Life sciences investments strong but not record breaking this year
5 things heard on the state of the market webcast
INSIGHT ARTICLE |
What’s in store for life sciences investing in 2021? Coming off a record high in 2020 and with many funds recently raised, fundraising will likely decline in 2021 to be in line with 2019’s $10.7 billion pace, according to Jonathan Norris, managing director, Silicon Valley Bank, during an RSM state of the market webcast. He indicated with fresh capital and a continued open initial public offering window, however, investments into biopharma and other life sciences companies should continue at a healthy pace this year. Here are some additional webcast highlights.
1. Robust IPOs for biopharma

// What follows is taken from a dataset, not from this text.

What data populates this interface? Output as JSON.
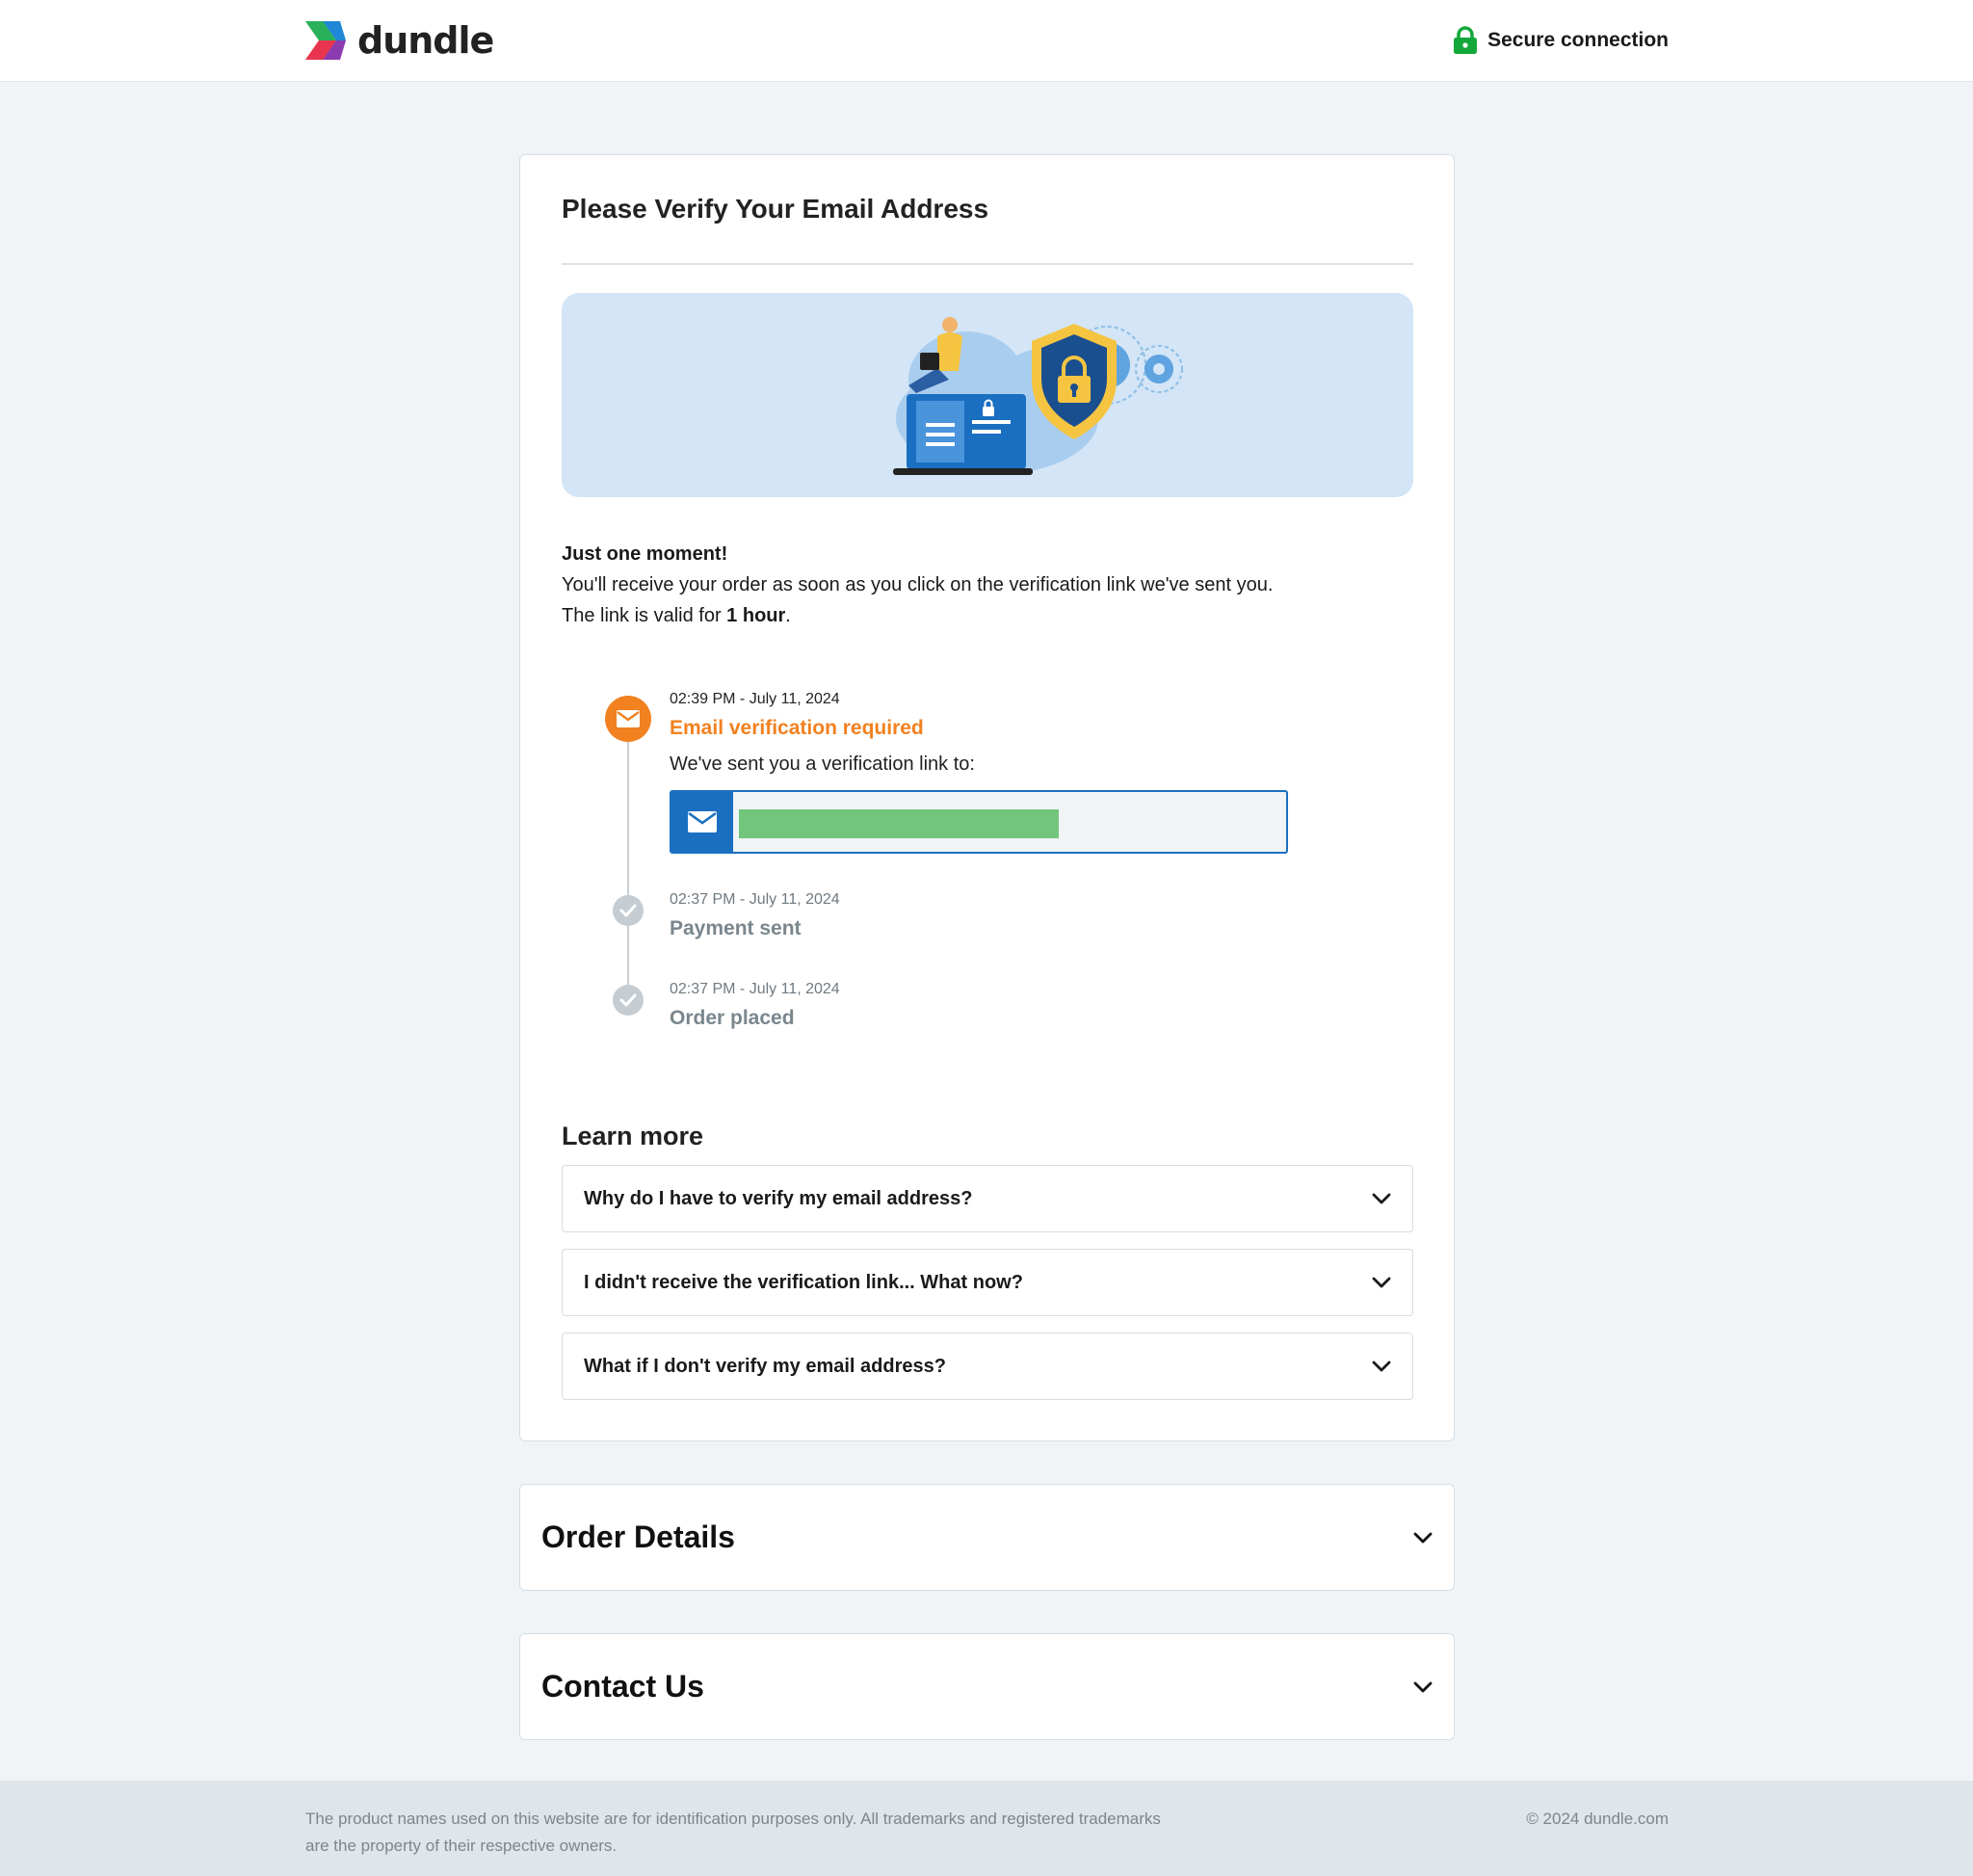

For biopharma companies strong investment is expected for both Series A and later-stage mezzanine financings this year, slightly below 2020’s record numbers. IPOs should be robust in this sector, especially through mid-2021. According to Norris and SVB reporting, 50 to 60 IPOs are predicted for the year and $1 billion-plus in private mergers and acquisitions activity is expected as large cap pharma M&A deals will compete against going public. Will valuations hold through this active period and will special purpose acquisition companies compete with IPOs? Time will tell.
2. Healthtech is tops
Investments within the healthtech sector, at every stage, will remain strong with alternative care leading. As virtual and hybrid care became mainstream during the pandemic, it’s expected that we will see more companies in other healthtech subsectors expand into the alternative care space. Ten to 15 IPOs are expected in the next 18 months, with provider operations leading in the number of IPOs, but alternative care likely showing the best post-IPO performance.
3. Big deals for medical diagnostics
The medical diagnostic and tools sector will likely see continued record investment. Deal numbers could fall but dollars invested should be similar to 2020, according to Norris. He indicates an even split between IPOs and large private M&A transactions, as big-deal IPO and M&A optionality has arrived for companies in this sector.
4. Eyes on later-stage medtech
During the COVID-19 pandemic, medical device companies were hit particularly hard by delays in clinical trials and commercialization, as both elective and emergency procedures were reduced. While 2020 M&A was down for this sector, IPO activity increased. Total exit values were dominated by IPO market caps. This year Series A should bounce back as more medtech-focused firms raise new funds, but most investment will continue to focus on later-stage, mezzanine deals contemplating near-term IPOs. Public launches and private M&A will remain stable in this sector.
5. CFOs on going public
Joining Norris on the webcast, along with other RSM professionals, were CFOs, Terry-Ann Burrell of Beam Therapeutics, and Adam Laponis of Eargo. They shared a variety of experiences and insights related to fundraising, crossover rounds, setting valuations and their own outlooks on 2021’s investment climate. In addition, they provided their going-public thoughts.
Burrell indicated that given the pace with which company valuations have moved, companies should be thinking about preparing for Section 404(a) and 404(b) certifications in tandem with planning for an IPO. She commented that it is a massive amount of work along with the stress of getting filings together in fast-moving companies.
Laponis agreed, adding that in the run up to an IPO, companies can’t build relationships with the buy side early enough and noted the importance of having strong relationships with the audit team, both leading up to and post IPO. He also stressed knowing where you want to test and learn as a business, and getting buy-in from the board of directors before the IPO process.